Capuano certainly isn't a top-tier arm, but he throws strikes, misses more bats than his finesse stuff would suggest and he stayed healthy in 2011 while making 31 starts. Dodger Stadium is a pretty good landing spot for a soft-tossing lefty, decreasing offense by five percent overall for right-handed hitters by smothering triples and homers. Capuano's contract values him as a 1 Win Above Replacement level pitcher over each of the next two years, and there's a good chance he exceeds that so long as his elbow doesn't start barking. It's hardly a pennant-altering move, but there are far worse ways to spend $10 million in free agency.

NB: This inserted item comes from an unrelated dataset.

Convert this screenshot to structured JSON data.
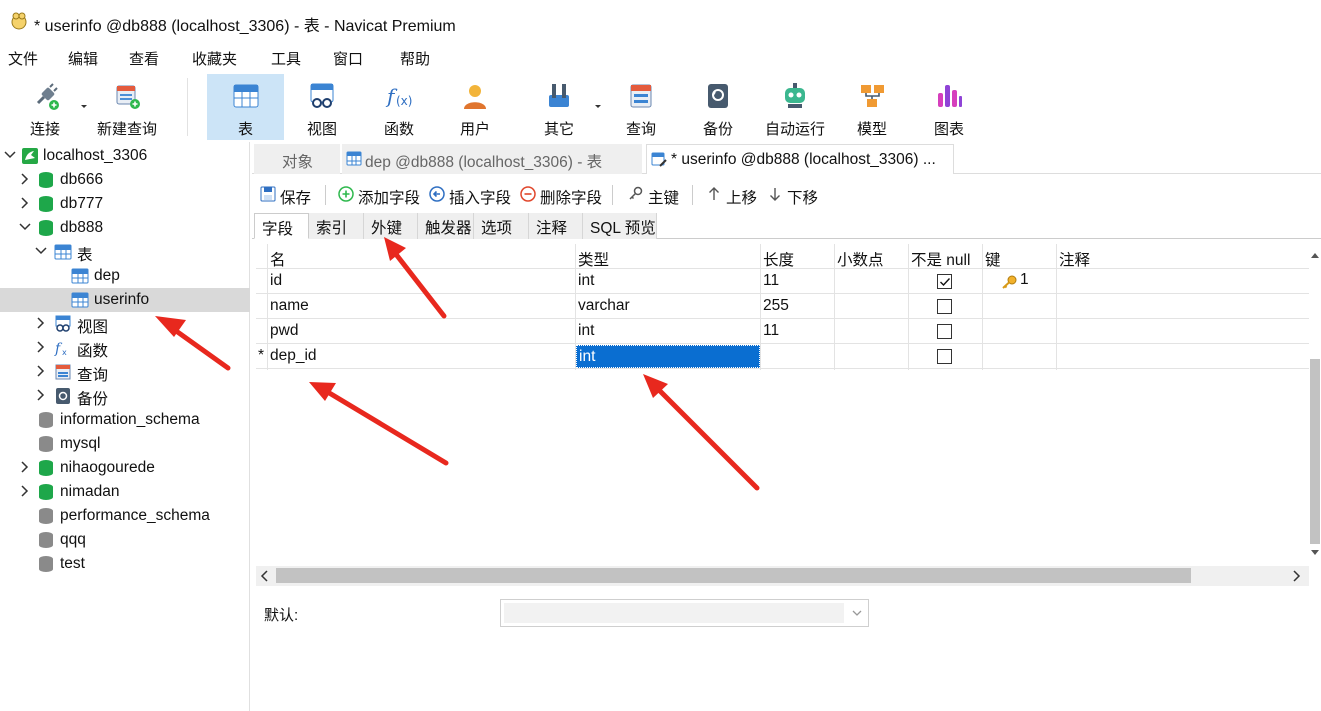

Matt Kemp's BABIP

The Los Angeles Dodgers are up for sale, but Matt Kemp isn't going anywhere. The 27-year-old center fielder, who would have been arbitration-eligible for the last time this winter, signed an eight-year, $160 million deal that keeps him in L.A. through 2019. Kemp is a prime NL MVP candidate, coming off a season in which he batted .324 and set new career highs in on-base percentage (.399), slugging percentage (.586) and home runs (39).

Kemp's career year was driven by his power surge and pitchers treading cautiously against him (he was intentionally walked 24 times, behind only Prince Fielder), but he also got a boost from a .380 batting average on balls in play. While that's an extreme number for any hitter -- just 47 players have posted a .380+ BABIP during a season in which they qualified for the batting title during the Expansion Era -- high BABIP totals are nothing new for Kemp.

Speedy players who avoid pop-ups typically post higher BABIP figures, and Kemp fits both criteria. Despite standing 6-foot-3 and weighing in at 220 pounds, he missed a 40/40 season by one homer in 2011 and he has a career Speed Score of 6.5 (five is average). Plus, his infield/fly ball rate is just 3.1 percent, less than a third of the roughly 10 percent MLB average. Through his age-26 season, Kemp has a whopping .352 BABIP. That's fifth-highest among Expansion Era hitters:

 Highest BABIP Through Age-26 Season During Expansion ERA (1961-Present, min. 2,500 PA)


So, how has Kemp done it? Let's take a closer look at his high-BABIP hitting.

Kemp has posted higher-than-average BABIP figures against all pitch types, but that's especially the case on fastballs/sinkers and curveballs:



In terms of pitch location, Kemp has gotten hits on balls in play like Ted Williams unless the pitcher spots one low-and-away. Check out his in-play average by location over the past three seasons, compared to the league average for right-handed hitters. This does include homers, but it still gives us a good idea of Kemp's across-the-plate BABIP prowess:

 Kemp's in-play average by pitch location, 2009-2011

MLB in-play average by pitch location for right-handed batters, 2009-2011

The farther inside the pitch is, the higher Kemp's BABIP: he's got a .325 BABIP on outside pitches, a .333 BABIP on pitches down the middle, and a .358 BABIP on inside pitches. Perhaps that's why opponents stay away from him, throwing lots of pitches off the outside corner:

Opponent pitch location vs. Kemp, 2009-2011

At age 27, Kemp is in the prime of his career and shouldn't have a problem posting well above-average BABIP totals during the bulk of his new mega contract. No one should expect a .380 BABIP again (the new Bill James projections on Fangraphs show a .351 BABIP for Kemp in 2012, a near-perfect match for his career mark), but he has done this for too long for it to be considered a fluke. Kemp has the skills -- speed, few pop-ups, a powerful line-drive stroke -- to keep up his high-BABIP hitting for a long time.